WHAT THE EXERCISE ASKS
Return every entry in the listing word for word.
======== SUPPLIED MATERIAL
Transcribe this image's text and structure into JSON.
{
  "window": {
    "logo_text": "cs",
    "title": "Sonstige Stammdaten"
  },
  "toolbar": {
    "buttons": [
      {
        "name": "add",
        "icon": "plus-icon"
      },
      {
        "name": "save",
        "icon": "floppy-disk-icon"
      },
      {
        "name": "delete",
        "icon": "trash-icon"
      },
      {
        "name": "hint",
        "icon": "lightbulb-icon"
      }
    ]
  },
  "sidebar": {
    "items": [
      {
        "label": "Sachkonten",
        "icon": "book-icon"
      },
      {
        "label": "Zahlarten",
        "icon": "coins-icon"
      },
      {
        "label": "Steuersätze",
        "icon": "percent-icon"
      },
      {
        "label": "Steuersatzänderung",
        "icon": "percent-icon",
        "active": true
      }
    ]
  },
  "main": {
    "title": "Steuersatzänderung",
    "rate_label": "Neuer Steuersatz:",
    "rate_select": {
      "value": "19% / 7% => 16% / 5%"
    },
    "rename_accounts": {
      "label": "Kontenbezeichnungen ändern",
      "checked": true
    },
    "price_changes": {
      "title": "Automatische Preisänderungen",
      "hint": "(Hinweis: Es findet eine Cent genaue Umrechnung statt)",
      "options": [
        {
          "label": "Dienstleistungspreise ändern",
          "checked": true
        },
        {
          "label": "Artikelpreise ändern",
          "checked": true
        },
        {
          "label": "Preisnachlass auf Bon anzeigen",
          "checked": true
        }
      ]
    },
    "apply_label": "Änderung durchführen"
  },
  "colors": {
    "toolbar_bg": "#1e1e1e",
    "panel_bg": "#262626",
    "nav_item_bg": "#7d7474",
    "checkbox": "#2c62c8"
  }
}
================
ANSWER SPACE
Transcribe this image's text and structure into JSON.
{
  "window": {
    "logo_text": "cs",
    "title": "Sonstige Stammdaten"
  },
  "toolbar": {
    "buttons": [
      {
        "name": "add",
        "icon": "plus-icon"
      },
      {
        "name": "save",
        "icon": "floppy-disk-icon"
      },
      {
        "name": "delete",
        "icon": "trash-icon"
      },
      {
        "name": "hint",
        "icon": "lightbulb-icon"
      }
    ]
  },
  "sidebar": {
    "items": [
      {
        "label": "Sachkonten",
        "icon": "book-icon"
      },
      {
        "label": "Zahlarten",
        "icon": "coins-icon"
      },
      {
        "label": "Steuersätze",
        "icon": "percent-icon"
      },
      {
        "label": "Steuersatzänderung",
        "icon": "percent-icon",
        "active": true
      }
    ]
  },
  "main": {
    "title": "Steuersatzänderung",
    "rate_label": "Neuer Steuersatz:",
    "rate_select": {
      "value": "19% / 7% => 16% / 5%"
    },
    "rename_accounts": {
      "label": "Kontenbezeichnungen ändern",
      "checked": true
    },
    "price_changes": {
      "title": "Automatische Preisänderungen",
      "hint": "(Hinweis: Es findet eine Cent genaue Umrechnung statt)",
      "options": [
        {
          "label": "Dienstleistungspreise ändern",
          "checked": true
        },
        {
          "label": "Artikelpreise ändern",
          "checked": true
        },
        {
          "label": "Preisnachlass auf Bon anzeigen",
          "checked": true
        }
      ]
    },
    "apply_label": "Änderung durchführen"
  },
  "colors": {
    "toolbar_bg": "#1e1e1e",
    "panel_bg": "#262626",
    "nav_item_bg": "#7d7474",
    "checkbox": "#2c62c8"
  }
}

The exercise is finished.